PROBLEM DESCRIPTION:
Lines with the string "preview" in the data below: report how many there are, and write nothing but the number.

[Website and app data records]
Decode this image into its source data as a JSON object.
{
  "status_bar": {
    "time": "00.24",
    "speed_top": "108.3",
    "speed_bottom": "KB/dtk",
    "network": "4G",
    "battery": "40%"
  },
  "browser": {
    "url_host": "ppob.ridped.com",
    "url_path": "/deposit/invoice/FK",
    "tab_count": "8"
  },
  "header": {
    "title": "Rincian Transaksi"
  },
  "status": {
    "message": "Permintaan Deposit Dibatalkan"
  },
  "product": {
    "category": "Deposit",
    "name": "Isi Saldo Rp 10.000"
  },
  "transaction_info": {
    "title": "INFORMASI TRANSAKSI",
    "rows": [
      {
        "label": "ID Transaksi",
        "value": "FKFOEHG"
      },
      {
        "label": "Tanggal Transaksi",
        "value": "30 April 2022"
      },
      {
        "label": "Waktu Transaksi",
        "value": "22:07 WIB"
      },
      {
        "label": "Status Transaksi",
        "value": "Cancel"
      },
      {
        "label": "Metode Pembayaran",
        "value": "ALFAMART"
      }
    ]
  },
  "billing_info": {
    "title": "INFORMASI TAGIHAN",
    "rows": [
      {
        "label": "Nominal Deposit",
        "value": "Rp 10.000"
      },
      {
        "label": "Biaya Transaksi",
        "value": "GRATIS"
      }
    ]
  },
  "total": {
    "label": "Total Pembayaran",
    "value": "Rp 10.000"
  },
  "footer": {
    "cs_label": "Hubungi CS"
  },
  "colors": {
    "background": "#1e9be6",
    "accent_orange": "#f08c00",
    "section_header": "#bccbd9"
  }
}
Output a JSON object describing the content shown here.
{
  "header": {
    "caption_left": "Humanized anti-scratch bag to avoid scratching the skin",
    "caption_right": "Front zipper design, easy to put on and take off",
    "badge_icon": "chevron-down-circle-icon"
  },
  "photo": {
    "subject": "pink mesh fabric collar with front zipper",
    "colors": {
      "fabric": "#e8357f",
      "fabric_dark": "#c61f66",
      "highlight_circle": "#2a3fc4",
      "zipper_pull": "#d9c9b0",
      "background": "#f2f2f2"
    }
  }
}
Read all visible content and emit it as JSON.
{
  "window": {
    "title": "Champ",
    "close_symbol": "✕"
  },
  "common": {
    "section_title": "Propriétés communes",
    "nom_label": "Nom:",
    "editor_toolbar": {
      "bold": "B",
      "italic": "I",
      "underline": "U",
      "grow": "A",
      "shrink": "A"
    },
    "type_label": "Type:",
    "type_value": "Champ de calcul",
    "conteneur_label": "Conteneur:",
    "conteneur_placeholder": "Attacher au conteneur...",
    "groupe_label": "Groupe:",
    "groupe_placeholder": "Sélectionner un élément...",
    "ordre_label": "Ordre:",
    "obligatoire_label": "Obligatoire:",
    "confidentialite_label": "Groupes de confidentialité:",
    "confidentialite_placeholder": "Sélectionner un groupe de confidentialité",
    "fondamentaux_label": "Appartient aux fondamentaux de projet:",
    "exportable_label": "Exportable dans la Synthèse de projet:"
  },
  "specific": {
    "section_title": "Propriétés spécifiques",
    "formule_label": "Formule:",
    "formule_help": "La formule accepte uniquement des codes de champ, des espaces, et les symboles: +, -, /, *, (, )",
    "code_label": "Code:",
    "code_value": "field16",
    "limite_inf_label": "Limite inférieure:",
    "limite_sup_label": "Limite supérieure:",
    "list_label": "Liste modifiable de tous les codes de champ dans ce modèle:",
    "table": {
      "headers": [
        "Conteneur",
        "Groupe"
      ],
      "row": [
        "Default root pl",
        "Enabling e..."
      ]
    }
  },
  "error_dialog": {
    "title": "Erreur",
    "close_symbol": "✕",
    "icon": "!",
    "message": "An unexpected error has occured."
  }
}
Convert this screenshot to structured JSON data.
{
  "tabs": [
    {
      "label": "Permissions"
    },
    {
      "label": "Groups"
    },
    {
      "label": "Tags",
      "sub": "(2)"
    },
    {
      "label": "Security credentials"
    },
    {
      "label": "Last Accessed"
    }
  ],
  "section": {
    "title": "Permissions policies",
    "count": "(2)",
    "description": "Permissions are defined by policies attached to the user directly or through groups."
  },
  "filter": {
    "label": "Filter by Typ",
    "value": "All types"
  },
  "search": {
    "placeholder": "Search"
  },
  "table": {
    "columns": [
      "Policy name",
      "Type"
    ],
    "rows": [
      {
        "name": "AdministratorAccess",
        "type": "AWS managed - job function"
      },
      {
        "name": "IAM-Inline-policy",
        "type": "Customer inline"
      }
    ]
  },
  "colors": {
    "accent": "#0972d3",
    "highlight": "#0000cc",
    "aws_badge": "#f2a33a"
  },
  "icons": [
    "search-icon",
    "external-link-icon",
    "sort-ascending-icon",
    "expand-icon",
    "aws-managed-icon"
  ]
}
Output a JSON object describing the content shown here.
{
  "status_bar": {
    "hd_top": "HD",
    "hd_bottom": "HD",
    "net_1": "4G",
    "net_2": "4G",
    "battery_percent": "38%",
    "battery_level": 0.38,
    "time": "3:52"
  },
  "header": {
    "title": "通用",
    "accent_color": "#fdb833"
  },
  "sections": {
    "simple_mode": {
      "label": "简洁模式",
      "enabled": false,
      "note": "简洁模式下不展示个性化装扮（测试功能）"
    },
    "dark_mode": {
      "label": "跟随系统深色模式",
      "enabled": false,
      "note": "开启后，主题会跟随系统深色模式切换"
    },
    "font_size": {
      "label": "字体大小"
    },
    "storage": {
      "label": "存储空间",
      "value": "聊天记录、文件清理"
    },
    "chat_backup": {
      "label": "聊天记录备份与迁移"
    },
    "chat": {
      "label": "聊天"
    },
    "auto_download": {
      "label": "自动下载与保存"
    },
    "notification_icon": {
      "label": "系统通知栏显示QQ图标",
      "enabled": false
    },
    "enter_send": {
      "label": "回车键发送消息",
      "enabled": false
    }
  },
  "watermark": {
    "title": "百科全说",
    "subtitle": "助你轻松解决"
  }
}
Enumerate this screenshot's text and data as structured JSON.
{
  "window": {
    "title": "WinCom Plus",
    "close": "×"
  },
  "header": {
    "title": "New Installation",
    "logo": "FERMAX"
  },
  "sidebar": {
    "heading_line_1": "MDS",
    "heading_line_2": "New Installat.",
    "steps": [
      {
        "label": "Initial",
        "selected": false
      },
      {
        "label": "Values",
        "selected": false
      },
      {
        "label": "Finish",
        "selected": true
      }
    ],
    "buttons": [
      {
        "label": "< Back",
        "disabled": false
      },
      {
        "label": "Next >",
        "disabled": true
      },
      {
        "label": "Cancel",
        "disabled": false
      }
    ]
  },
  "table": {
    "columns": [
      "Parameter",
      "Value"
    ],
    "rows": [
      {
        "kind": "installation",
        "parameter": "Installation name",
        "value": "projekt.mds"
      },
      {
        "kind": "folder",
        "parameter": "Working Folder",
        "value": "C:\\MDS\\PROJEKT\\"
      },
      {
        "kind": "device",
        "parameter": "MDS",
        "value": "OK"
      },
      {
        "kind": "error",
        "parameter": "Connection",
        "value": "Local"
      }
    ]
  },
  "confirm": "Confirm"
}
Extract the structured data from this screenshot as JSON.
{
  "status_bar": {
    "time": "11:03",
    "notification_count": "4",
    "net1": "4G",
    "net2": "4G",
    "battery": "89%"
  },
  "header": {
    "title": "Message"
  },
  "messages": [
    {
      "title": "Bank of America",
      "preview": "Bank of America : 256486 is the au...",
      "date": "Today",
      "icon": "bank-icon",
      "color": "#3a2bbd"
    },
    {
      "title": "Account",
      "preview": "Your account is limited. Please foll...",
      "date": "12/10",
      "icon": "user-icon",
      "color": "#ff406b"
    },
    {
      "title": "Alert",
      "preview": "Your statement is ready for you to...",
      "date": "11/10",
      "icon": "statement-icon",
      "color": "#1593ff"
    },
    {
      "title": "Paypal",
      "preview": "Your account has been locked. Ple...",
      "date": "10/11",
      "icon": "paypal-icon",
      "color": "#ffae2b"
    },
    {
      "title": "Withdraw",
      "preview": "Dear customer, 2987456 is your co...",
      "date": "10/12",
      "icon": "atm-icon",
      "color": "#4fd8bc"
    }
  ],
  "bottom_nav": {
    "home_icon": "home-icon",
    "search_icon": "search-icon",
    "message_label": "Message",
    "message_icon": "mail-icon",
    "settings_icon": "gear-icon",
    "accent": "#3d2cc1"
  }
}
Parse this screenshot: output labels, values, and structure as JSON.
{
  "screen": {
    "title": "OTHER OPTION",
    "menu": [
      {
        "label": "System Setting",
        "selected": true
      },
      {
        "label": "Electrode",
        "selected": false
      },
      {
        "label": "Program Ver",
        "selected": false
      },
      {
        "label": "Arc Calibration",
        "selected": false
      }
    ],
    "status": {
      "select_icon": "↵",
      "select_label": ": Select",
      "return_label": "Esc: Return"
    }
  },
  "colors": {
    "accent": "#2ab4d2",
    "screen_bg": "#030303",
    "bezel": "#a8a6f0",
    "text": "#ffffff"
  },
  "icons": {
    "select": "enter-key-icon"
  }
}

SOLUTION FOR THIS PROBLEM:
5